> _PROBLEM TO WORK ON_
Report how many lines in the records below hold the word "sources". Add nothing to the number.

> _MATERIAL FOR THIS EXERCISE_
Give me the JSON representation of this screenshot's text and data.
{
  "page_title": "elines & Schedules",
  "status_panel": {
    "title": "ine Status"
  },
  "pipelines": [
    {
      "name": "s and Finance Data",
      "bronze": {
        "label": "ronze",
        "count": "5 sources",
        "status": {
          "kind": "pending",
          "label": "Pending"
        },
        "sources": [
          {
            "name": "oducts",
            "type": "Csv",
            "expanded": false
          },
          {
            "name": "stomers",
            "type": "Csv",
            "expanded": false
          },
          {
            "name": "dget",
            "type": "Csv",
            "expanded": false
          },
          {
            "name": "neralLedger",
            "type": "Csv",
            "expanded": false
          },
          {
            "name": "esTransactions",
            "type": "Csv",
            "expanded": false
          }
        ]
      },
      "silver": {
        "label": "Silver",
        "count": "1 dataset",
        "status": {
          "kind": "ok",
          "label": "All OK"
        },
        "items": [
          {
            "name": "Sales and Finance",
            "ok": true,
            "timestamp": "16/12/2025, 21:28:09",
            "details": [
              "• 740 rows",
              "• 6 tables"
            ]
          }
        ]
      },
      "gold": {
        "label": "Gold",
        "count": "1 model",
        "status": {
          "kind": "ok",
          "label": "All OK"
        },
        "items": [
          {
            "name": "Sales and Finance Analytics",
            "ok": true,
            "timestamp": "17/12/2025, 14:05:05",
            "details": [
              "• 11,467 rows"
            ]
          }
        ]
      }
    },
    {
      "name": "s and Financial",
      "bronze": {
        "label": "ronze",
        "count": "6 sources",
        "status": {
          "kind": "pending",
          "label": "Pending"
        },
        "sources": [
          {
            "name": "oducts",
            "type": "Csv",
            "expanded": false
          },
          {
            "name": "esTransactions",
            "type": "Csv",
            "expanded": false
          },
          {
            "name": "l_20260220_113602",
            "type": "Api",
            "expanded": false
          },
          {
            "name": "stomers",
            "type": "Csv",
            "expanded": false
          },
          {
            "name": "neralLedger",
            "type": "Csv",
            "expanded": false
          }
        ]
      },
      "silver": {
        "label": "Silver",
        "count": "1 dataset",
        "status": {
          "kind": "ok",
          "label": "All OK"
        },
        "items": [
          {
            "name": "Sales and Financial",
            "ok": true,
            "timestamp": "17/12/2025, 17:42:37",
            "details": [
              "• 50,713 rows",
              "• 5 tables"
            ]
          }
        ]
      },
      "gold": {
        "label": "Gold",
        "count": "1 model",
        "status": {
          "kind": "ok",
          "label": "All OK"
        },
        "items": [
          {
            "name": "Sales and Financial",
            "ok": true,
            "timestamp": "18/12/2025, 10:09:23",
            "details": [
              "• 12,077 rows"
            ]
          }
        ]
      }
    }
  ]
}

> _TASK RESPONSE_
4